Sun CEO says tech needs to take aim at the digital divide--and offers up a remedy involving some of Sun's pet initiatives.

Dawn Kawamoto Former Staff writer, CNET News
Dawn Kawamoto covered enterprise security and financial news relating to technology for CNET News.
Dawn Kawamoto
3 min read
SAN JOSE, Calif.--The digital divide won't get any smaller until technology companies clean up their security act, according to Sun Microsystems CEO Scott McNealy.

Not surprisingly, he offered up a remedy that involved some of Sun's pet initiatives.

Sun, which primarily sells servers that power the Internet, is aiming to arm the globe with computers that, in part, reduce the digital divide that separates roughly three out of four people in the world from accessing the Internet.

But McNealy cited security issues as a potential wrench in such efforts.

Scott McNealy,

"It's not going to happen if we don't solve the security and access issues," he said Tuesday during a keynote speech at the RSA Conference 2006 here.

And for McNealy, the answer lies in open architecture and the sharing of code to address security issues.

He pointed to Sun's open architecture efforts, from Java to its open source Solaris 10 to its founding membership with Liberty Alliance, a federation standards group.

The primary causes of security problems are a hodgepodge of technology in data centers and virtually little differentiation among desktop computers, he noted. He said some companies, for instance, have technology from 150 different vendors stitched together in their data centers, which means security problems become compounded because each vendor issues a multitude of patches a year.

"And they wonder why they have a security problem," McNealy said.

On the client side of the equation, the problem is reversed, he added.

"There's not enough diverse DNA, so one virus can wipe out a lot of computers," McNealy said. "The reason we don't have enough diverse DNA is because we have a monopoly...with a partner that shall go unnamed."


Sun has long sung the praises of the thin client concept, with its Sun Ray line, as a replacement for the desktop.

But customers facing an expensive exit from their existing systems may be loath to adapt such technology. However, McNealy noted that such a cost can easily dwarf the expense of buying the original technology and related support costs.

McNealy's address comes as Sun steps deeper into security, and as customers are increasingly looking for ways to shore up their systems to conduct secure financial transactions.

Earlier this week, Sun announced two security initiatives, one a form of encryption for its next-generation Sun Java System Web Server. The other revises the way it delivers security features for Solaris.

The company introduced Sun Java System Web Server 7.0 with support for Elliptic Curve Cryptography, or ECC. Because ECC uses smaller public keys to unlock encrypted content, Sun said, the technology can speed computations for secure online transactions and requires less power.

Sun also debuted its Solaris Trusted Extensions, which are designed to replace some of the security technologies it offered to banks, government agencies and other organizations before it discontinued its practice of offering a second, secure version of Solaris called Trusted Solaris.

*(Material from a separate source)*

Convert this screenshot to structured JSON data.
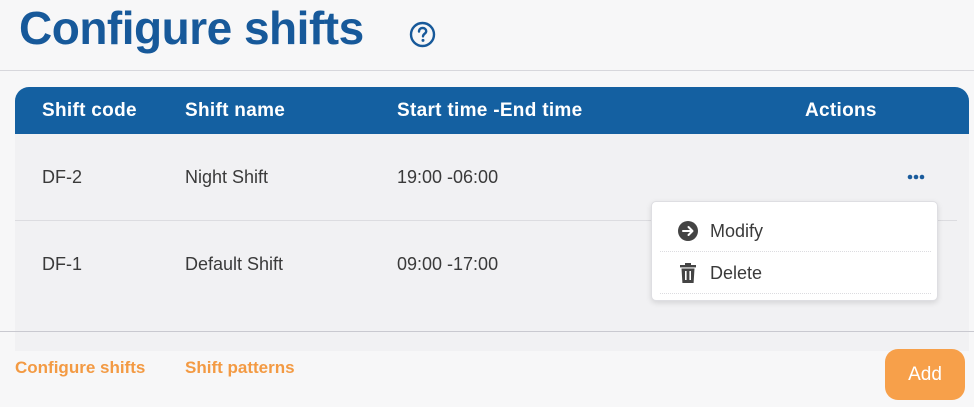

And in November, the hardware maker announced a partnership to offer Sun Secure Mail. The company, along with communications network provider Lucent Technologies and encryption software vendor Echoworx, partnered to offer Internet service providers a hosted e-mail encryption service. Sun Secure Mail is designed to give ISPs the ability to encrypt e-mail at the desktop, rather than change e-mail applications.

In the summer, Sun also expanded its identity management software offerings with two federated ID products. The federated products are designed to allow companies to identify and authenticate users, allowing them to securely exchange user credentials with two or more partners.